Director: Gurmmeet Singh
Rating: 2 stars
Sharafat Gayi Tel Lene is better than I had expected. It actually has a strong, interesting plot. But, unfortunately, it places at the centre of its story the two worst possible non-actors. But, first, the good part.
Sharafat Gayi... is set in Delhi where Prithvi Khurana (Zayed Khan) is a simple, lowly paid architect who is in love with Megha (Tena Desai). A more bland couple if you find, I’ll forward your name for this year’s hathi ki savari on Republic Day.
Thankfully, what Megha and Prithvi don’t provide, Sam does. Sam (Rannvijay Singh) is Prithvi’s room-mate, a no-gooder who sleeps in his underwear and leans on obliging friends for rent money and drinks. He seems more into Prithvi than Megha will ever be.
Prithvi, who has been saving money for a simple engagement ring and dinner with Megha, withdraws careful little amounts from this account. She’s delighted and all the money is over. Prithvi returns to the ATM for some more cash only to get, well, shocked. Something is wrong. Very seriously wrong.
But before he can go meet the bank manager, the bank manager comes calling. It’s all very bewildering for both Prithvi and Sam who is let in on the facts and figures immediately. Then there’s a phone call from a private number. A guttural voice issues instructions and Prithvi, Sam and Prithvi’s Maruti 800 get tied up in the role of couriers. Prithvi is scared to say no, scared to go to the cops, scared to tell Megha. But Megha figures something is wrong, and runs to Chadha uncle (Yuri Suri), a cop, who is of no consequence really, but is entertaining.

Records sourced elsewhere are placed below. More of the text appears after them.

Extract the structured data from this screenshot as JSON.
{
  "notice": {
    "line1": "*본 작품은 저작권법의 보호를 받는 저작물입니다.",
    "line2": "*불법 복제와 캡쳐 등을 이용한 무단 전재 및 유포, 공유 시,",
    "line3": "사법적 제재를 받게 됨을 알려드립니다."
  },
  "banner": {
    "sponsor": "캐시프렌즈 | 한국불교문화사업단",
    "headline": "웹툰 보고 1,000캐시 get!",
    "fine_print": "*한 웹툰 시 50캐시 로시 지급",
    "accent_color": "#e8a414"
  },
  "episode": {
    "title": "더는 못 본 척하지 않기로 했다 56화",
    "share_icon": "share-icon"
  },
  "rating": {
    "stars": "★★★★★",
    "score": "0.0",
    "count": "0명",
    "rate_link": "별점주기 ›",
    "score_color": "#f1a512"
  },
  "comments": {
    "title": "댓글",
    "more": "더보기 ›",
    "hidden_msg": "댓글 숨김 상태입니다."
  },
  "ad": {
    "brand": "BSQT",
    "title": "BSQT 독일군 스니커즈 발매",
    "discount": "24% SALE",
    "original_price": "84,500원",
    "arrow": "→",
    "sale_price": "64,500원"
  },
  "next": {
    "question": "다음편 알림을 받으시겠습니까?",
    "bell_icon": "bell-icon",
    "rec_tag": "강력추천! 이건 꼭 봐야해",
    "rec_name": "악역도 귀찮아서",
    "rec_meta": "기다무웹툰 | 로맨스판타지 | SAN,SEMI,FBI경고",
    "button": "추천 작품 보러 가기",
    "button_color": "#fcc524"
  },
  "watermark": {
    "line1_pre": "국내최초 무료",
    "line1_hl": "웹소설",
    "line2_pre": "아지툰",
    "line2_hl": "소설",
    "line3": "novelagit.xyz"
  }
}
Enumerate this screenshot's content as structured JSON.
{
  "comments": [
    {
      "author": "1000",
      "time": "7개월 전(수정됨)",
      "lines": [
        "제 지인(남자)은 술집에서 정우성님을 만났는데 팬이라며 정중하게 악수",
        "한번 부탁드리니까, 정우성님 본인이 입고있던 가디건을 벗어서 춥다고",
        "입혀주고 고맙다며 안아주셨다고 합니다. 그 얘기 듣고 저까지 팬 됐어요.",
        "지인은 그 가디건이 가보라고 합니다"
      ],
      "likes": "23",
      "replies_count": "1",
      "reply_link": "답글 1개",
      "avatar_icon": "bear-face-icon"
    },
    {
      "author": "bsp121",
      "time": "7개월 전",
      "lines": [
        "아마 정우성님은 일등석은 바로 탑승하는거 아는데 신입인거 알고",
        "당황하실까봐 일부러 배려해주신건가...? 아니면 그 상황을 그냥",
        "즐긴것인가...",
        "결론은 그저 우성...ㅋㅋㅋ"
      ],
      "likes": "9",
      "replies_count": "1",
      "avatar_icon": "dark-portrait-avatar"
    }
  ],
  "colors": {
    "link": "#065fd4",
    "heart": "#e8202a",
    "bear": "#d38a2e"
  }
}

Caught in the bewildering cycle of phone calls, deliveries, one Goth diva, irritated Megha, the creepy bank manager, Prithvi doesn’t know what’s going one till somethings goes wrong... Then toh, sharafat gayi tel lene.
Though the film’s plot is intriguing and keeps us interested, its resolution is weak and the direction is lackadaisical and disappointing. But nowhere as disappointing as Zayed Khan and Tena Desai.
Ms Desai needs to focus on still shoots for online shopping. Moving images is not her thing.
Zayed Khan seems to have been dragged out from wherever he’d been snoozing for the last couple of years against his will. He is unkempt and in need of a tumble wash and dry. Where ever he was, rest assured, he wasn’t at an acting school.
He still acts like a trained pet would respond to short, loud instructions: “Zayed, quake with fear.” He quakes. “Zayed, stop.” He stops. What that begets is a priceless blank expression which can be and is used in every situation and scene in the film where quivering is not required.
Rannvijay Singh overacts but that’s necessary because the dim, spud-like thing next to him is doing nothing. Oh ya, he’s quaking.